Winter, the season of snow falls and icy breath, means less going outside and longer periods spent indoors. It is particularly difficult to leave the house in Shimane, with its many rainy and snowy days throughout the season. However, there are some things that give us hope during the coldest part of the year; winter sports, onsens, and seasonal foods. Especially warm foods such as nabe, oden, and other broth-based meals that are designed to warm us up. Add some hot Japanese sake into the mix and suddenly those long winter nights stop seeming so bad.
Shimane, blessed with a fertile landscape, is rich with clean water and delicious rice and it is these high quality ingredients that help to ensure the region produces delicious sake.
Today, I visited one of Shimane’s numerous sake breweries. Called ‘Yoshida Shuzou’, they make a popular brand of sake called ‘Gassan’. I first tried it some time ago and instantly fell in love and have recommended it to many friends and acquaintances since, so I was excited to visit the actual brewery for myself.
Yoshida Shuzou, said to have been brewing sake since 1826, has a near-two-hundred year distinguished history as a brewery. Today, there are about ten people carrying on the impressive legacy, through manufacturing and managing the shop.
Waiting to greet us were Executive Director Mr. Yoshida and Master Brewer Mr. Adachi, both younger than I had been expecting. Despite the cold weather they explained to me about the Gassan brand with a youthful passion. They were most interested in talking about the ingredients, specifically the water and the rice. Generally, Japanese sake is made from about 80% water. The water used for Gassan sake comes from a well located in the mountains about one kilometer away from the brewery. The water is of such high quality it is also commonly used for tea. It is ‘soft water’ with a low level of minerals.
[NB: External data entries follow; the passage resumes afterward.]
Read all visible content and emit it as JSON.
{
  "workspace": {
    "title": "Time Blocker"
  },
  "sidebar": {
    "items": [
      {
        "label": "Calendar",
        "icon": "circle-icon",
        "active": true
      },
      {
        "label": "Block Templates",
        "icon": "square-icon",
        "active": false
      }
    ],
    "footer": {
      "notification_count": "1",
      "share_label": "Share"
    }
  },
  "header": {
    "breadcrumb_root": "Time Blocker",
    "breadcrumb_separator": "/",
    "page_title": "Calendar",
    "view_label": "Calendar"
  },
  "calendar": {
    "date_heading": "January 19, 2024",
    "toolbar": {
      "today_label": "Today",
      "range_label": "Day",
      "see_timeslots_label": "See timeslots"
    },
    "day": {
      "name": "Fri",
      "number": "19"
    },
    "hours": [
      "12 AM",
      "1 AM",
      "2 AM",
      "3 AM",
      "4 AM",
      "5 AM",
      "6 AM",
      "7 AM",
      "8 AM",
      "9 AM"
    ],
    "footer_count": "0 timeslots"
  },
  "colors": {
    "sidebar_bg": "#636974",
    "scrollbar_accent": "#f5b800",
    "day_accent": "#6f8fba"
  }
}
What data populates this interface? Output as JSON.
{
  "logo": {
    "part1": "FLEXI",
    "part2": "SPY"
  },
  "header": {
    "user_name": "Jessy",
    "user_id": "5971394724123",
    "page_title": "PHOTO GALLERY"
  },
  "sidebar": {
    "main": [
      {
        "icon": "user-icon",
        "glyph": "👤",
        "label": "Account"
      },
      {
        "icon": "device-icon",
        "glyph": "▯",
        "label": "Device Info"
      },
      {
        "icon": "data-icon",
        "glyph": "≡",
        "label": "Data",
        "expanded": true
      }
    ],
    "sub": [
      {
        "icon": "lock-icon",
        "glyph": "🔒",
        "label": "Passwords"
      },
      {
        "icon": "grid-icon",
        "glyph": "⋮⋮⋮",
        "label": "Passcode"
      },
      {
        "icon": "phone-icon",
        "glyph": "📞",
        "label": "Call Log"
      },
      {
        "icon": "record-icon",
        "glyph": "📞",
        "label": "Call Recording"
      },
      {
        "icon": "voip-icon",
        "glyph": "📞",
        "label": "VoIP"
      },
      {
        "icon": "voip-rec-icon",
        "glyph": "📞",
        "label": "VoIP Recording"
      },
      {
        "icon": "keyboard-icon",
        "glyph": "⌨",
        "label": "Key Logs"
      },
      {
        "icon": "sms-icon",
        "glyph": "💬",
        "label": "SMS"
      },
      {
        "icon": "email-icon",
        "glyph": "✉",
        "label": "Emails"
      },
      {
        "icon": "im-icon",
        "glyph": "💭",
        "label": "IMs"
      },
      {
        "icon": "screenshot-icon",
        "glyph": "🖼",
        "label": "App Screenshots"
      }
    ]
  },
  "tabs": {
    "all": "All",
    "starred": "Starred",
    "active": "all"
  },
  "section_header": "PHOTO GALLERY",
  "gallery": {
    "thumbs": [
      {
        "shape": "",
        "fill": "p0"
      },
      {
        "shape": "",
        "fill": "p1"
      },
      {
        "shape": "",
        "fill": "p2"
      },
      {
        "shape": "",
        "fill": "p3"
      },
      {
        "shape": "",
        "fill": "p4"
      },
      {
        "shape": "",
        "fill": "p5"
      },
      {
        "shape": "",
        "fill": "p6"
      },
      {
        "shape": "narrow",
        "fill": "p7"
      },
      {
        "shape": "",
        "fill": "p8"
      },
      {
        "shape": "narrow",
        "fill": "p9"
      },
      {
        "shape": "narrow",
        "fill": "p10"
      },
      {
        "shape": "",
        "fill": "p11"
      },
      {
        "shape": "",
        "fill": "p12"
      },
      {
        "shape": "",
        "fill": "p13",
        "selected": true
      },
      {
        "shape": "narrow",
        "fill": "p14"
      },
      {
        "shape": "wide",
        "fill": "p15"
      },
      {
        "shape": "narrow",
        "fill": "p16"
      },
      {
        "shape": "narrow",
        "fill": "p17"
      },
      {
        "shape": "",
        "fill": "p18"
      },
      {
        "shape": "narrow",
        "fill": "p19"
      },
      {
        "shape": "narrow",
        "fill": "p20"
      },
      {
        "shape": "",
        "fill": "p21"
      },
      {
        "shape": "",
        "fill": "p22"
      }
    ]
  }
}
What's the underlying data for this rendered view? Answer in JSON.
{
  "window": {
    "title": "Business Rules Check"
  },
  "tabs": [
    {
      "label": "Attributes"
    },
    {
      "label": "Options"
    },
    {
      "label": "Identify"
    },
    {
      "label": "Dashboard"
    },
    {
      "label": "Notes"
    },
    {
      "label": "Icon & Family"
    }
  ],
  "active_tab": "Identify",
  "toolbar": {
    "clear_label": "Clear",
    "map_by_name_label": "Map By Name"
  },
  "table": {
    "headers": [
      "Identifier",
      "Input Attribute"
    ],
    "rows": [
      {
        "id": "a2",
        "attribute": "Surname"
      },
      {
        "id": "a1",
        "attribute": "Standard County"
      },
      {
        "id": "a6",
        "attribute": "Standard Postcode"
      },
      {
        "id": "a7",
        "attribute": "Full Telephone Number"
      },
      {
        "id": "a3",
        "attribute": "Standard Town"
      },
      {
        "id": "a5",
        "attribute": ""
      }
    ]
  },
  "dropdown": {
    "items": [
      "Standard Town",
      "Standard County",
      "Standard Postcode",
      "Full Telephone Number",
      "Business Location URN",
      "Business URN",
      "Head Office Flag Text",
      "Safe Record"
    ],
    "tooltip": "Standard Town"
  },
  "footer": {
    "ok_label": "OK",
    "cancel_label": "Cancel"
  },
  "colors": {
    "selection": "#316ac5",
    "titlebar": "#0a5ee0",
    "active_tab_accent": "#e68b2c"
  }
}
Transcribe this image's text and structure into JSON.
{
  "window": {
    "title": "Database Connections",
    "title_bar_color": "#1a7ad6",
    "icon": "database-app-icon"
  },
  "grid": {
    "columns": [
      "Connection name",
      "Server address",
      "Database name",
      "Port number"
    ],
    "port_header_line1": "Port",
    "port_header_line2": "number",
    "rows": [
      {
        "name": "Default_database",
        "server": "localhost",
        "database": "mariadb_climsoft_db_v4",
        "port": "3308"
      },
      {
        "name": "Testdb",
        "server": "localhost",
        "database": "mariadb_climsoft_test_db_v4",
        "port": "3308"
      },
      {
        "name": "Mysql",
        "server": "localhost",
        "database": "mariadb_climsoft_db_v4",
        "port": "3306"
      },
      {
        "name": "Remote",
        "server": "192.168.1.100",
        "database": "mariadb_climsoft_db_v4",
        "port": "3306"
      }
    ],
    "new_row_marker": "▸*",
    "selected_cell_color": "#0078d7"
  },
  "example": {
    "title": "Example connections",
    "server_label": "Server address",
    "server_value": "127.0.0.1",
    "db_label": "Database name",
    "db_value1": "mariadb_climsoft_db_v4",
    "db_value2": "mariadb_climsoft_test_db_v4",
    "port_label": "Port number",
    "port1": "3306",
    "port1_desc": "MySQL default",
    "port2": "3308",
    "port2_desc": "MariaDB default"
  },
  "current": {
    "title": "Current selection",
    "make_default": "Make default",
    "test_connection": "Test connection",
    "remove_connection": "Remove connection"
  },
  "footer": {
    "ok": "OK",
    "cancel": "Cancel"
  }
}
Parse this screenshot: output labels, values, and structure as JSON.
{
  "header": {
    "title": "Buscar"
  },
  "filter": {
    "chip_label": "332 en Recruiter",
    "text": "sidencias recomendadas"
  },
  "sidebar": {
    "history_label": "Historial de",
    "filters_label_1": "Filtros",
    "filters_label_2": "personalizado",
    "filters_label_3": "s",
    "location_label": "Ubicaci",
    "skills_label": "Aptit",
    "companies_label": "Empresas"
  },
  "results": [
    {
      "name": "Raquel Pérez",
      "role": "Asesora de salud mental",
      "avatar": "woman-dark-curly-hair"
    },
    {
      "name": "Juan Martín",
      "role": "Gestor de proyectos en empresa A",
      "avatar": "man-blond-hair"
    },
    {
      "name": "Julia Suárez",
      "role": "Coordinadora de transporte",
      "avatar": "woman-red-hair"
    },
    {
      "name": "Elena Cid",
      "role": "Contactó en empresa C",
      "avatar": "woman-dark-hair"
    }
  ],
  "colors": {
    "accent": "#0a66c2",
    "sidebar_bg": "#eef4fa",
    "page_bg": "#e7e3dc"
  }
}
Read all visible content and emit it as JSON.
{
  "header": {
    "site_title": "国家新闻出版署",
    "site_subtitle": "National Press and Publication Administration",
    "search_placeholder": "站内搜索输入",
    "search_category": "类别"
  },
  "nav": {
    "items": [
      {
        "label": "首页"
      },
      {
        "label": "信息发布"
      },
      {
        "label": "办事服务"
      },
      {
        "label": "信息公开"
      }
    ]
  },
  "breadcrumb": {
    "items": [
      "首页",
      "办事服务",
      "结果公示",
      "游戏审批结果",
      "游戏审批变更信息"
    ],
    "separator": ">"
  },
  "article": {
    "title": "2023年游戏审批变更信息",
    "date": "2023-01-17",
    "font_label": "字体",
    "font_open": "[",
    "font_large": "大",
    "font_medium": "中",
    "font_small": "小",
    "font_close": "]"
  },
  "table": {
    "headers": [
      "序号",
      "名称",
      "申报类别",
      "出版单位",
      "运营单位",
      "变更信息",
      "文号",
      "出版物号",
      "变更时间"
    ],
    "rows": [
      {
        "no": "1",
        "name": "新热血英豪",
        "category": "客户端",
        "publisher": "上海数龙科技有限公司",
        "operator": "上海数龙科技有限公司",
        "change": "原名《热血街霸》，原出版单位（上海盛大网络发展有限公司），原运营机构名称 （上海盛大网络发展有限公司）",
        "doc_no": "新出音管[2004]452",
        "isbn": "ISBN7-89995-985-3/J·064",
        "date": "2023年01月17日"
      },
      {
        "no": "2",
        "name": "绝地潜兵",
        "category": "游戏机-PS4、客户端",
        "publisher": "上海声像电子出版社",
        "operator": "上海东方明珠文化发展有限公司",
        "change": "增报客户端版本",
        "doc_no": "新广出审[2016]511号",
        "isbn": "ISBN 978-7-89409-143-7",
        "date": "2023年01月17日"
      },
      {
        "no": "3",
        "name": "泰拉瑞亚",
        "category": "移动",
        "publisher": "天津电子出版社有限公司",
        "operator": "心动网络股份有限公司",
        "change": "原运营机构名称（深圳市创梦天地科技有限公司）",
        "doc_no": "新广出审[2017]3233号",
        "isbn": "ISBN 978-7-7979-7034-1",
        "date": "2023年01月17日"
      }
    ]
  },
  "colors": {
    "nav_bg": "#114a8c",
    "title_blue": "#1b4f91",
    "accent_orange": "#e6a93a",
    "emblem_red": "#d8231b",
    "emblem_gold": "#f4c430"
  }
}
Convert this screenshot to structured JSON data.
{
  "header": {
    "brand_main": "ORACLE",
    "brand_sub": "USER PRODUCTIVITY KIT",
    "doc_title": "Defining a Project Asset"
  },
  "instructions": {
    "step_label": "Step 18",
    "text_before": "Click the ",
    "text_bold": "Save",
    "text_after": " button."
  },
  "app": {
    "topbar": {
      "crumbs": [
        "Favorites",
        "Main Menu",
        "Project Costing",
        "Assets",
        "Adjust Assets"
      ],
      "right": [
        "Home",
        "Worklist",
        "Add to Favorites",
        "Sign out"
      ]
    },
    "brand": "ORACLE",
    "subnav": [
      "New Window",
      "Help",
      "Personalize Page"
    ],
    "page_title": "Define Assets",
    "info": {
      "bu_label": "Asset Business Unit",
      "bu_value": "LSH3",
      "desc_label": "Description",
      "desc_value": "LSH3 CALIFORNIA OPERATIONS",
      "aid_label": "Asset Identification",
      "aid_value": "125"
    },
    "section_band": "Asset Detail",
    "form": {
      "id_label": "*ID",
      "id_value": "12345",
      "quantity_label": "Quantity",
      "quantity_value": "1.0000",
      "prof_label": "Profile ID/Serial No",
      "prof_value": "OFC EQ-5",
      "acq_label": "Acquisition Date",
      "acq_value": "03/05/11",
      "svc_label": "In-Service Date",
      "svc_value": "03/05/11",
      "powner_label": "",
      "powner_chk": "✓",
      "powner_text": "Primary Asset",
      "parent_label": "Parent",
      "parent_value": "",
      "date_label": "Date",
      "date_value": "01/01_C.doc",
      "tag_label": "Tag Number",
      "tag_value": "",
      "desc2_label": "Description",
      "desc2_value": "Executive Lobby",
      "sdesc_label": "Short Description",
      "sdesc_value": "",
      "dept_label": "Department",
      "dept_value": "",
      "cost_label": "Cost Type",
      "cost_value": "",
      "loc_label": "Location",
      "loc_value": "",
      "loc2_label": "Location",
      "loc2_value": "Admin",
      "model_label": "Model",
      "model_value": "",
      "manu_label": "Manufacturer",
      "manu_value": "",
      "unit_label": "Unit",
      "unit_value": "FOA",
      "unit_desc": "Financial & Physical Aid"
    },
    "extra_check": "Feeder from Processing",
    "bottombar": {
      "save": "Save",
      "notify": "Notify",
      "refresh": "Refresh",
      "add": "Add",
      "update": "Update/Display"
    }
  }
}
The rice, meanwhile, is grown on Shimane’s clean water and is perfect for sake brewing. It is about 1.3 times longer and more expensive than standard koshihikari rice. They use about one hundred tons of the rice per year, but much of it must be polished to remove the rough, bitter taste of the exterior shell. For example, to make Daiginjo sake, say you begin with one ton of unpolished rice, just one hundred and seventy-five kilograms will left for use in the actual brewing process after polishing is complete. The parts that remain unused are recycled as food for farm animals or as fertilizer. Hearing this, I felt that sake was more of a luxury product than I had thought.
Japanese sake is made without additives, relying on a simultaneous saccharification and fermentation process. To avoid any other bacteria growing during the brewing process, the majority of sake is brewed in the cold winter months. Before coming, we were warned not to eat natto (fermented soy beans), because the bacteria found in it can kill the ones necessary to the fermentation process of the sake.
We were guided through the entire brewery, including the rice-milling room, the yeast room, the rice malt room, the fermentation tanks, the filtration room, and the storage facility. The room that impressed me most, though, was definitely the room with the fermentation tanks. The large tanks are made with enamel and were filled with in-progress sake. The process involves mixing and separating the rice, water, and malt not once, but three times and then letting the mixture ferment for fifteen days. Once that time has passed, a sweet, fragrant smell emits from the tanks. I took a peek inside the tanks and the mixture resembled the Korean milk-colored alcoholic beverage makgeolli. The bubbling mixture signaled that it was well on its way to complete fermentation. Once the fermenting is completed, the filtration process begins. Of course, at this point, it is important to conduct taste tests! The birth of new sake must be carefully watched over by the eyes, the ears, and the mouth.
At present, the Yoshida Shuzou produces fourteen different types of sake, but the taste can vary through the years within these types by ingredient quality and popular taste. It is a fluid process. Even the taste of one bottle might soften over time. Mr. Adachi tells me that Gassan tastes its best right at the end of Summer after it has been fermented. Japanese sake; born of water, rice, malt, the power of yeast, and humans. Who knew that from such simple ingredients could come so many flavors and fragrances. Today, I was reintroduced to the true depth of the world of sake and for that I am grateful.
This report has been published in a magazine SHIMANEAN, which was made by CIR(Coordinator for International Relations) living in Shimane, to provide information on Shimane to the world.
1216 Hirose, Hirose-cho, Yasugi-shi, Shimane,
TEL: 0854-32-2258 FAX: 0854-32-2267
VISITING BREWERY NEEDS RESERVATION
Please contact by e-mail : firstname.lastname@example.org
*Please note that during busy periods, they may be unable to meet all requests. They start making sake with newly cropped rice from the end of the autumn.